CAIRO: The Cassation Court upheld Wednesday prison terms given to Muslim Brotherhood members on charges of torturing a lawyer in Tahrir Square in 2011, Youm7 reported.
Egypt’s top court rejected the appeal of Mohamed el-Beltagy, a Muslim Brotherhood leader, Safwat Hegazy, an Islamist preacher, Hazem Farouq, a former Brotherhood member of parliament, and Al-Jazeera journalist Ahmed Mansour, who was tried in absentia, against a 15-year prison term handed down to them in October 2014.
Mahmoud al-Khodeiry, former deputy head of the Cassation Court, former Youth Minister Osama Yassin and former MPs Amr Zaki and Mohsen Rady—all of whom are affiliated with the Brotherhood—were also sentenced to three years in prison for being implicated in the case.
Lawyer Osama Kamal filed the lawsuit in 2011, but investigations only began after the military ouster of former President Mohamed Morsi in July 2013. He complained that in February 2011, someone stopped him at the entrance of Tahrir Square and asked for his ID. Since he did not have his ID at the time, a group of men accused him of being a State Security Investigations Service officer and detained him inside a tourist company at the square. He alleged he was then tortured for three days.

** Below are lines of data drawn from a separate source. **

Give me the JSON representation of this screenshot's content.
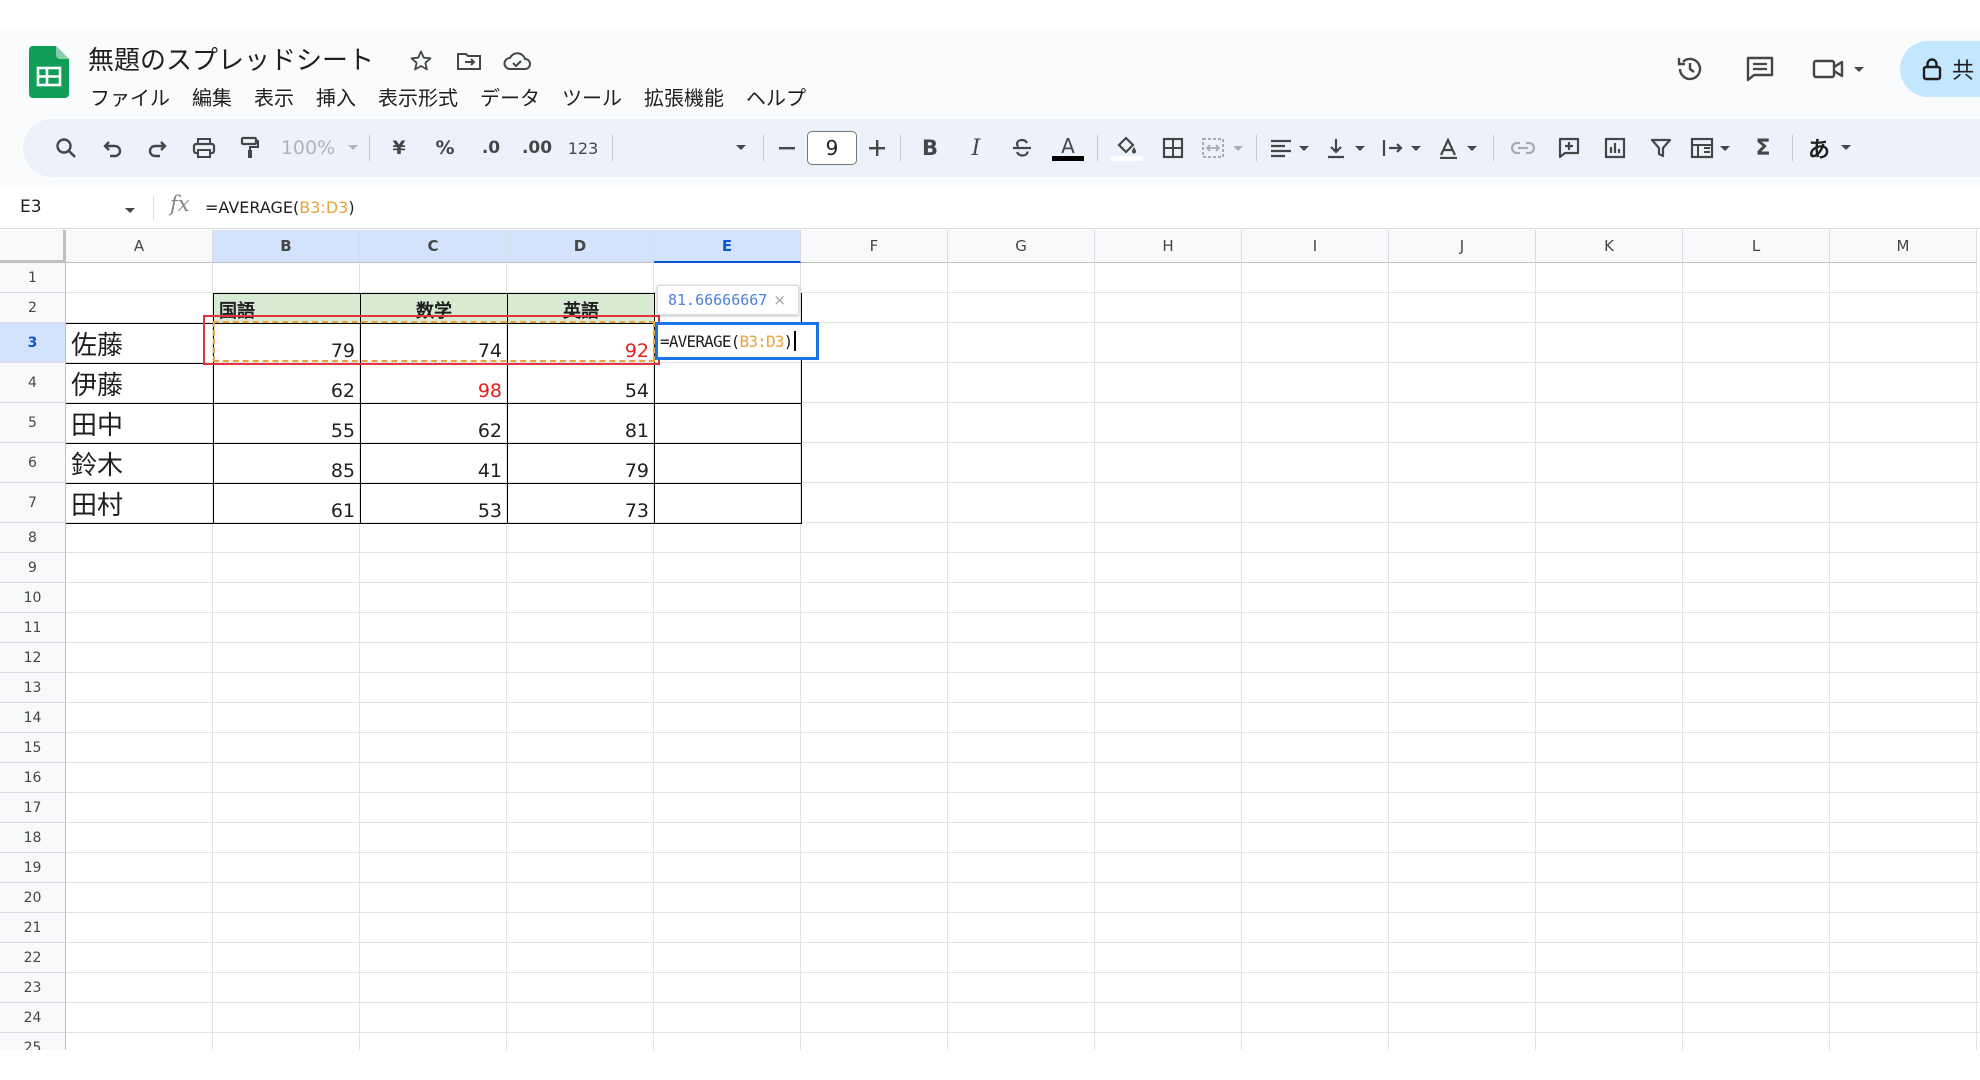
{
  "app": {
    "doc_title": "無題のスプレッドシート",
    "menu": [
      "ファイル",
      "編集",
      "表示",
      "挿入",
      "表示形式",
      "データ",
      "ツール",
      "拡張機能",
      "ヘルプ"
    ],
    "share_label": "共",
    "brand_color": "#0f9d58"
  },
  "toolbar": {
    "zoom": "100%",
    "currency": "¥",
    "percent": "%",
    "decimal_decrease": ".0",
    "decimal_increase": ".00",
    "number_format": "123",
    "font_size": "9",
    "bold": "B",
    "italic": "I",
    "text_color_letter": "A",
    "input_tools": "あ",
    "sum": "Σ"
  },
  "formula_bar": {
    "name_box": "E3",
    "fx": "fx",
    "formula_prefix": "=AVERAGE(",
    "formula_ref": "B3:D3",
    "formula_suffix": ")"
  },
  "grid": {
    "columns": [
      "A",
      "B",
      "C",
      "D",
      "E",
      "F",
      "G",
      "H",
      "I",
      "J",
      "K",
      "L",
      "M"
    ],
    "selected_column": "E",
    "rows": [
      "1",
      "2",
      "3",
      "4",
      "5",
      "6",
      "7",
      "8",
      "9",
      "10",
      "11",
      "12",
      "13",
      "14",
      "15",
      "16",
      "17",
      "18",
      "19",
      "20",
      "21",
      "22",
      "23",
      "24",
      "25"
    ],
    "selected_row": "3",
    "subject_headers": [
      "国語",
      "数学",
      "英語"
    ],
    "students": [
      {
        "name": "佐藤",
        "scores": [
          "79",
          "74",
          "92"
        ]
      },
      {
        "name": "伊藤",
        "scores": [
          "62",
          "98",
          "54"
        ]
      },
      {
        "name": "田中",
        "scores": [
          "55",
          "62",
          "81"
        ]
      },
      {
        "name": "鈴木",
        "scores": [
          "85",
          "41",
          "79"
        ]
      },
      {
        "name": "田村",
        "scores": [
          "61",
          "53",
          "73"
        ]
      }
    ],
    "highlight_color": "#e42121",
    "header_fill": "#d9ead3"
  },
  "editor": {
    "preview_value": "81.66666667",
    "preview_close": "×",
    "edit_prefix": "=AVERAGE(",
    "edit_ref": "B3:D3",
    "edit_suffix": ")"
  }
}
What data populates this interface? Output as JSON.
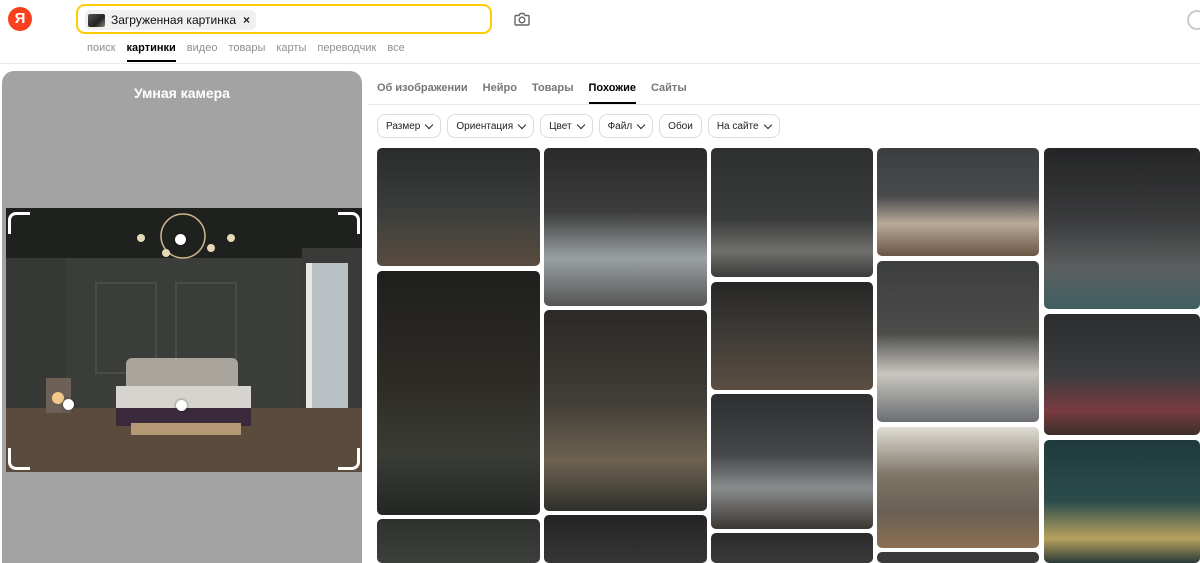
{
  "header": {
    "logo": "Я",
    "search_chip": "Загруженная картинка",
    "search_chip_close": "×",
    "camera_icon": "camera-icon",
    "nav": [
      "поиск",
      "картинки",
      "видео",
      "товары",
      "карты",
      "переводчик",
      "все"
    ],
    "nav_active": "картинки"
  },
  "left_panel": {
    "title": "Умная камера"
  },
  "tabs": [
    "Об изображении",
    "Нейро",
    "Товары",
    "Похожие",
    "Сайты"
  ],
  "tabs_active": "Похожие",
  "filters": [
    {
      "label": "Размер",
      "has_dropdown": true
    },
    {
      "label": "Ориентация",
      "has_dropdown": true
    },
    {
      "label": "Цвет",
      "has_dropdown": true
    },
    {
      "label": "Файл",
      "has_dropdown": true
    },
    {
      "label": "Обои",
      "has_dropdown": false
    },
    {
      "label": "На сайте",
      "has_dropdown": true
    }
  ],
  "colors": {
    "accent_yellow": "#ffcc00",
    "logo_red": "#fc3f1d",
    "panel_gray": "#a3a3a3"
  }
}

Protesters during the January 25 Revolution, which led to the toppling of President Hosni Mubarak on Feb. 11, 2011, did in fact guard the entrance of their famous sit-in at Tahrir Square by searching and screening the IDs of people coming in.